PROBLEM – Your answer should be an exact copy of the lines from the one holding "What's the underlying" to the end of the material below, pictures left out.
________________________________________
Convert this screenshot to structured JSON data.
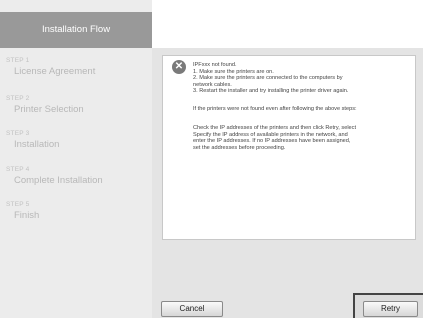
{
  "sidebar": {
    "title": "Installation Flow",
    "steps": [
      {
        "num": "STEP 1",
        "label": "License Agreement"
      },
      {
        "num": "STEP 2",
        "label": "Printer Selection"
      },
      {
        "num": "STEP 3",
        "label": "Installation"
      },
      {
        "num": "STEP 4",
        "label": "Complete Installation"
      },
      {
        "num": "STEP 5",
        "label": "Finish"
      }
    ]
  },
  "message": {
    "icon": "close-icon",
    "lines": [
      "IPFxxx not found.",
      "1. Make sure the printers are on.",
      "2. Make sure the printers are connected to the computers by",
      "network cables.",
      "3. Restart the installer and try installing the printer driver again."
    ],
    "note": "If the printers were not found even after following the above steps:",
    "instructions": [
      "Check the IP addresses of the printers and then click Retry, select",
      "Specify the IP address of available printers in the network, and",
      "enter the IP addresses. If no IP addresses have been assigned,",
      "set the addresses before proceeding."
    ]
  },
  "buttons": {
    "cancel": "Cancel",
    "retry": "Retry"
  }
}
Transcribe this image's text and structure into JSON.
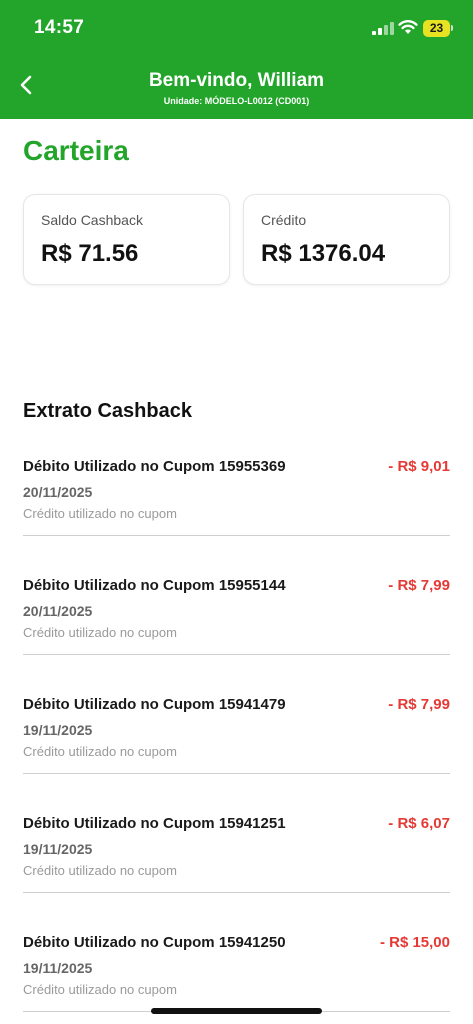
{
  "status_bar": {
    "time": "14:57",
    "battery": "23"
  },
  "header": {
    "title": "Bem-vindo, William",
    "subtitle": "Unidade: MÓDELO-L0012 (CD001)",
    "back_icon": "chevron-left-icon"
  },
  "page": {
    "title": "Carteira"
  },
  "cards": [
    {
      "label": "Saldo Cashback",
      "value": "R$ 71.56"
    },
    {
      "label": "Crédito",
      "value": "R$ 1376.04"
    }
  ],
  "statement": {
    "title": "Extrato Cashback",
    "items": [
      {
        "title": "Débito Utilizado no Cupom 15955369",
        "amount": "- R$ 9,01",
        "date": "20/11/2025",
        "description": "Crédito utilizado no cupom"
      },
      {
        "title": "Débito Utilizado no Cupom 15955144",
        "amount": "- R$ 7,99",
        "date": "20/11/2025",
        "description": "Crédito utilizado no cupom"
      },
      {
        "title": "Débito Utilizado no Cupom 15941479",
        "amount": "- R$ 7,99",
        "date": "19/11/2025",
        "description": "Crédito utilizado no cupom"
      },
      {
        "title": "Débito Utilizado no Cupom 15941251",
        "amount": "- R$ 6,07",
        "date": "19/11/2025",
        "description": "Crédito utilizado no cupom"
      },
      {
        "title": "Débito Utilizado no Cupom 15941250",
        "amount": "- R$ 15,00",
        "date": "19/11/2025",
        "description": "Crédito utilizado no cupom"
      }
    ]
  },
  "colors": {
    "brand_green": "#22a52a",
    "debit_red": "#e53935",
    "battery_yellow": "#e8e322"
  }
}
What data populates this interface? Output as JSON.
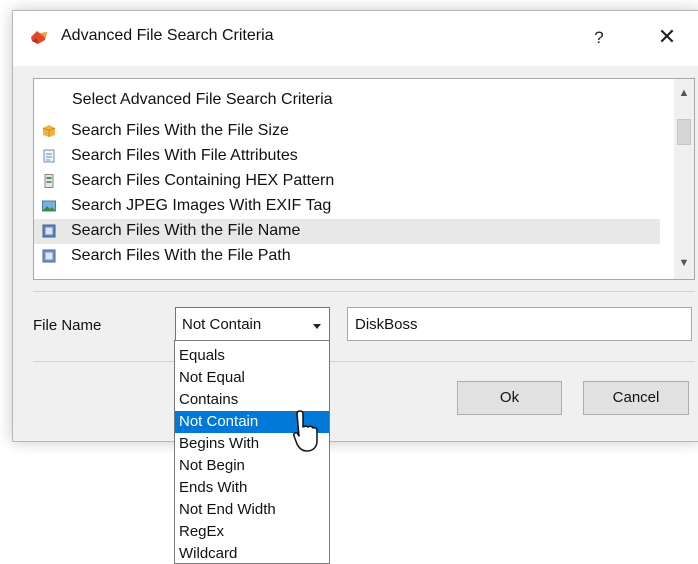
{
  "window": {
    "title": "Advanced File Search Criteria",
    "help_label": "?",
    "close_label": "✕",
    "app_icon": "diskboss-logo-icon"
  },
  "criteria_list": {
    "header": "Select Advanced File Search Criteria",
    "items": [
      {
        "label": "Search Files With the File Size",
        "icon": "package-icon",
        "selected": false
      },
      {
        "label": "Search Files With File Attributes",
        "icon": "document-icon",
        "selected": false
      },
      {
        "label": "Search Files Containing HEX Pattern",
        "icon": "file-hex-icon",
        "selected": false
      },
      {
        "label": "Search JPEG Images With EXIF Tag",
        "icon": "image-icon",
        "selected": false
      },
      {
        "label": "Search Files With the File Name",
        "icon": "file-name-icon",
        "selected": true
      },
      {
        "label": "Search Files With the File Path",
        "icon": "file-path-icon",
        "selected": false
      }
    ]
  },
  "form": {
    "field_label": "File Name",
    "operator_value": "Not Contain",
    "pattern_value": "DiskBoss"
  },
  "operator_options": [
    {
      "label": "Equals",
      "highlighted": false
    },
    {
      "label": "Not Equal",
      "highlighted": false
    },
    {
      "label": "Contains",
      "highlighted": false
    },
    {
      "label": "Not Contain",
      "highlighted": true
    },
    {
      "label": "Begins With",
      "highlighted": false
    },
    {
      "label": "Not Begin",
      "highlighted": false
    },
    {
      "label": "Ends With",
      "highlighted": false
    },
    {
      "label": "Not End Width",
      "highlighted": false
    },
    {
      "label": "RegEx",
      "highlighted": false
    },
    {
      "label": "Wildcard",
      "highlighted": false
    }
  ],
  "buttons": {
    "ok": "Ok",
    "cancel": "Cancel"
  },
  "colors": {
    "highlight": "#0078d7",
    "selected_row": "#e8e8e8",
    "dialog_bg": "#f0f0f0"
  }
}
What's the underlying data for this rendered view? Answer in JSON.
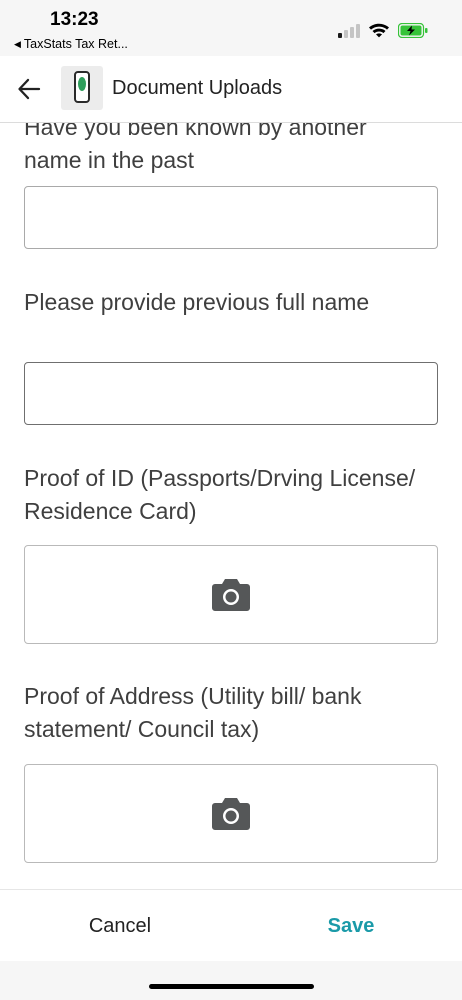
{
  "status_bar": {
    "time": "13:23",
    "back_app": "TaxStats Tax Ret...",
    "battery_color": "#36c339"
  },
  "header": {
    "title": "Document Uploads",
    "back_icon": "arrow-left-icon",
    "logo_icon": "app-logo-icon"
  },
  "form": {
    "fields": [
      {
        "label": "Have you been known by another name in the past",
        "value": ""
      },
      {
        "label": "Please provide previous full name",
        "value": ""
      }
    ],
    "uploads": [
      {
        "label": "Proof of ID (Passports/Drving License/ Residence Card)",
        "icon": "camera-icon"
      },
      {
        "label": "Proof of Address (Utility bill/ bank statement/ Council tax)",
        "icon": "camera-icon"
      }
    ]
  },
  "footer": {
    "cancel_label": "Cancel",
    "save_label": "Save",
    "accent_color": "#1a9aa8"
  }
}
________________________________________
YOUR RESPONSE –
What's the underlying data for this rendered view? Answer in JSON.
{
  "status_bar": {
    "time": "13:23",
    "back_app": "TaxStats Tax Ret...",
    "battery_color": "#36c339"
  },
  "header": {
    "title": "Document Uploads",
    "back_icon": "arrow-left-icon",
    "logo_icon": "app-logo-icon"
  },
  "form": {
    "fields": [
      {
        "label": "Have you been known by another name in the past",
        "value": ""
      },
      {
        "label": "Please provide previous full name",
        "value": ""
      }
    ],
    "uploads": [
      {
        "label": "Proof of ID (Passports/Drving License/ Residence Card)",
        "icon": "camera-icon"
      },
      {
        "label": "Proof of Address (Utility bill/ bank statement/ Council tax)",
        "icon": "camera-icon"
      }
    ]
  },
  "footer": {
    "cancel_label": "Cancel",
    "save_label": "Save",
    "accent_color": "#1a9aa8"
  }
}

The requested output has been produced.